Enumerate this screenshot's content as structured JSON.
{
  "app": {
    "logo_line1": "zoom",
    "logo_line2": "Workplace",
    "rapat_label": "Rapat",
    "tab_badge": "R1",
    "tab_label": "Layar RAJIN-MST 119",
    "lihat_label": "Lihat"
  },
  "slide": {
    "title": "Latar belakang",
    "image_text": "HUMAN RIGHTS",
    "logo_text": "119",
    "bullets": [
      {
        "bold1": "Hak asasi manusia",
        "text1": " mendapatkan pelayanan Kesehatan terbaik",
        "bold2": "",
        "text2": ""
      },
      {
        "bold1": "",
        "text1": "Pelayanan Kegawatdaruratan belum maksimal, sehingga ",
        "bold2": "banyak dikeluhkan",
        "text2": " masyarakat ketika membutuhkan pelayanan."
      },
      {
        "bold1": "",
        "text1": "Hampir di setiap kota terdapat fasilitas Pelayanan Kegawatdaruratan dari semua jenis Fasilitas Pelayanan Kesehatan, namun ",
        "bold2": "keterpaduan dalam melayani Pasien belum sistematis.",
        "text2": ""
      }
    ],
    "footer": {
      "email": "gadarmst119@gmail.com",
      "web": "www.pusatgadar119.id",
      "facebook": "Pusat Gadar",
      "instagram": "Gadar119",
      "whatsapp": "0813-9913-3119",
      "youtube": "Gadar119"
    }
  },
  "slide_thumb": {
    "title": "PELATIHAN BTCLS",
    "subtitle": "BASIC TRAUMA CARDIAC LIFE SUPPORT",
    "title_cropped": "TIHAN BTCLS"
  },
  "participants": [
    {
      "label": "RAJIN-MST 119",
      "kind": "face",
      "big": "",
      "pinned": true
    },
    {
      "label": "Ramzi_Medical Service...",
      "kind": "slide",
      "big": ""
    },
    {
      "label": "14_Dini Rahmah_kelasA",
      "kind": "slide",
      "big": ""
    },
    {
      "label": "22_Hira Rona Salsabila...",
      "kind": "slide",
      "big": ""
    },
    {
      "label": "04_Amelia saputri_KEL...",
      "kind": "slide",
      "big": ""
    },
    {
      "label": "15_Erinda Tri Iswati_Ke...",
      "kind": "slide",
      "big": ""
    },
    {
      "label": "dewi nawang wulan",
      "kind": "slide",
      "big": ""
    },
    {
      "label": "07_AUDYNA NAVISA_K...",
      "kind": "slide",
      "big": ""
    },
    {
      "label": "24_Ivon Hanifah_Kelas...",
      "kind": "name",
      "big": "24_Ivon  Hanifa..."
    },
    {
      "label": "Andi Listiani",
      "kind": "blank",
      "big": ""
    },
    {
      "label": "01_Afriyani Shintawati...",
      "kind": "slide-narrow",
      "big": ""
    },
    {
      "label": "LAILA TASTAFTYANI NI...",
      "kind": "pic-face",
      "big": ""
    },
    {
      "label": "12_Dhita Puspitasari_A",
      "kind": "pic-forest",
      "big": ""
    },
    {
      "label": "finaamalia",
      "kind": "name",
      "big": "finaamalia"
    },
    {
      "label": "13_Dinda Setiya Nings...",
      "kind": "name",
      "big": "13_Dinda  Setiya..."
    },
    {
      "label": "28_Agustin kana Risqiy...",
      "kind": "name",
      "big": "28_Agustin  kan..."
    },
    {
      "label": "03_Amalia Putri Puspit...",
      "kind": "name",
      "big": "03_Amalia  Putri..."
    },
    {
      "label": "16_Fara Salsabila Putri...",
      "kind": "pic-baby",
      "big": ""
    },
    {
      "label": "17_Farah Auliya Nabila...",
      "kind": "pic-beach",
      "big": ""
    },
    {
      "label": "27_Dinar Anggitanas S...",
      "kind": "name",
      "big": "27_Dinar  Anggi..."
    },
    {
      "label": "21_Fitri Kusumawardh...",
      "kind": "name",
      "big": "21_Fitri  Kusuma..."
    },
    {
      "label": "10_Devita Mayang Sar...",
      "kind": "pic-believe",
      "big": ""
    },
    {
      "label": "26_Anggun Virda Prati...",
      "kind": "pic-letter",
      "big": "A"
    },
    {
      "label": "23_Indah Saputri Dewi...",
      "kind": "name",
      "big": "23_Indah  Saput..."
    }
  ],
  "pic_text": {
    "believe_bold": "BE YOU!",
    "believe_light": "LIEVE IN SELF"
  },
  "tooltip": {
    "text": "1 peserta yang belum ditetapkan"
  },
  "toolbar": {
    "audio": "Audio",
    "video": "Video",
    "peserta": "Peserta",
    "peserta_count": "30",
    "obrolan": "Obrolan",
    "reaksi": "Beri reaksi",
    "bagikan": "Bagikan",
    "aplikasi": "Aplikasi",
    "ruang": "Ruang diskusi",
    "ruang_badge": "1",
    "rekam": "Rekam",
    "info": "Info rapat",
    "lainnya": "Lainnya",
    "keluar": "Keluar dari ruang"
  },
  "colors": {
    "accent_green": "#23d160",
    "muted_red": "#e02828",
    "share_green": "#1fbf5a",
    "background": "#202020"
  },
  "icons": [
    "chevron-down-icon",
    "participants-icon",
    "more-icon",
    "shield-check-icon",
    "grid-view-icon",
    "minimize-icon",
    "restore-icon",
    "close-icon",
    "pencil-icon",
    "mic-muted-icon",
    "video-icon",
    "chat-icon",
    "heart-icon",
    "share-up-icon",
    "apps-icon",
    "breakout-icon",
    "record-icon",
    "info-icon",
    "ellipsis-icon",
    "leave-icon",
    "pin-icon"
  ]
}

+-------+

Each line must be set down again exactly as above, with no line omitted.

Exercise solution.
Enumerate this screenshot's content as structured JSON.
{
  "app": {
    "logo_line1": "zoom",
    "logo_line2": "Workplace",
    "rapat_label": "Rapat",
    "tab_badge": "R1",
    "tab_label": "Layar RAJIN-MST 119",
    "lihat_label": "Lihat"
  },
  "slide": {
    "title": "Latar belakang",
    "image_text": "HUMAN RIGHTS",
    "logo_text": "119",
    "bullets": [
      {
        "bold1": "Hak asasi manusia",
        "text1": " mendapatkan pelayanan Kesehatan terbaik",
        "bold2": "",
        "text2": ""
      },
      {
        "bold1": "",
        "text1": "Pelayanan Kegawatdaruratan belum maksimal, sehingga ",
        "bold2": "banyak dikeluhkan",
        "text2": " masyarakat ketika membutuhkan pelayanan."
      },
      {
        "bold1": "",
        "text1": "Hampir di setiap kota terdapat fasilitas Pelayanan Kegawatdaruratan dari semua jenis Fasilitas Pelayanan Kesehatan, namun ",
        "bold2": "keterpaduan dalam melayani Pasien belum sistematis.",
        "text2": ""
      }
    ],
    "footer": {
      "email": "gadarmst119@gmail.com",
      "web": "www.pusatgadar119.id",
      "facebook": "Pusat Gadar",
      "instagram": "Gadar119",
      "whatsapp": "0813-9913-3119",
      "youtube": "Gadar119"
    }
  },
  "slide_thumb": {
    "title": "PELATIHAN BTCLS",
    "subtitle": "BASIC TRAUMA CARDIAC LIFE SUPPORT",
    "title_cropped": "TIHAN BTCLS"
  },
  "participants": [
    {
      "label": "RAJIN-MST 119",
      "kind": "face",
      "big": "",
      "pinned": true
    },
    {
      "label": "Ramzi_Medical Service...",
      "kind": "slide",
      "big": ""
    },
    {
      "label": "14_Dini Rahmah_kelasA",
      "kind": "slide",
      "big": ""
    },
    {
      "label": "22_Hira Rona Salsabila...",
      "kind": "slide",
      "big": ""
    },
    {
      "label": "04_Amelia saputri_KEL...",
      "kind": "slide",
      "big": ""
    },
    {
      "label": "15_Erinda Tri Iswati_Ke...",
      "kind": "slide",
      "big": ""
    },
    {
      "label": "dewi nawang wulan",
      "kind": "slide",
      "big": ""
    },
    {
      "label": "07_AUDYNA NAVISA_K...",
      "kind": "slide",
      "big": ""
    },
    {
      "label": "24_Ivon Hanifah_Kelas...",
      "kind": "name",
      "big": "24_Ivon  Hanifa..."
    },
    {
      "label": "Andi Listiani",
      "kind": "blank",
      "big": ""
    },
    {
      "label": "01_Afriyani Shintawati...",
      "kind": "slide-narrow",
      "big": ""
    },
    {
      "label": "LAILA TASTAFTYANI NI...",
      "kind": "pic-face",
      "big": ""
    },
    {
      "label": "12_Dhita Puspitasari_A",
      "kind": "pic-forest",
      "big": ""
    },
    {
      "label": "finaamalia",
      "kind": "name",
      "big": "finaamalia"
    },
    {
      "label": "13_Dinda Setiya Nings...",
      "kind": "name",
      "big": "13_Dinda  Setiya..."
    },
    {
      "label": "28_Agustin kana Risqiy...",
      "kind": "name",
      "big": "28_Agustin  kan..."
    },
    {
      "label": "03_Amalia Putri Puspit...",
      "kind": "name",
      "big": "03_Amalia  Putri..."
    },
    {
      "label": "16_Fara Salsabila Putri...",
      "kind": "pic-baby",
      "big": ""
    },
    {
      "label": "17_Farah Auliya Nabila...",
      "kind": "pic-beach",
      "big": ""
    },
    {
      "label": "27_Dinar Anggitanas S...",
      "kind": "name",
      "big": "27_Dinar  Anggi..."
    },
    {
      "label": "21_Fitri Kusumawardh...",
      "kind": "name",
      "big": "21_Fitri  Kusuma..."
    },
    {
      "label": "10_Devita Mayang Sar...",
      "kind": "pic-believe",
      "big": ""
    },
    {
      "label": "26_Anggun Virda Prati...",
      "kind": "pic-letter",
      "big": "A"
    },
    {
      "label": "23_Indah Saputri Dewi...",
      "kind": "name",
      "big": "23_Indah  Saput..."
    }
  ],
  "pic_text": {
    "believe_bold": "BE YOU!",
    "believe_light": "LIEVE IN SELF"
  },
  "tooltip": {
    "text": "1 peserta yang belum ditetapkan"
  },
  "toolbar": {
    "audio": "Audio",
    "video": "Video",
    "peserta": "Peserta",
    "peserta_count": "30",
    "obrolan": "Obrolan",
    "reaksi": "Beri reaksi",
    "bagikan": "Bagikan",
    "aplikasi": "Aplikasi",
    "ruang": "Ruang diskusi",
    "ruang_badge": "1",
    "rekam": "Rekam",
    "info": "Info rapat",
    "lainnya": "Lainnya",
    "keluar": "Keluar dari ruang"
  },
  "colors": {
    "accent_green": "#23d160",
    "muted_red": "#e02828",
    "share_green": "#1fbf5a",
    "background": "#202020"
  },
  "icons": [
    "chevron-down-icon",
    "participants-icon",
    "more-icon",
    "shield-check-icon",
    "grid-view-icon",
    "minimize-icon",
    "restore-icon",
    "close-icon",
    "pencil-icon",
    "mic-muted-icon",
    "video-icon",
    "chat-icon",
    "heart-icon",
    "share-up-icon",
    "apps-icon",
    "breakout-icon",
    "record-icon",
    "info-icon",
    "ellipsis-icon",
    "leave-icon",
    "pin-icon"
  ]
}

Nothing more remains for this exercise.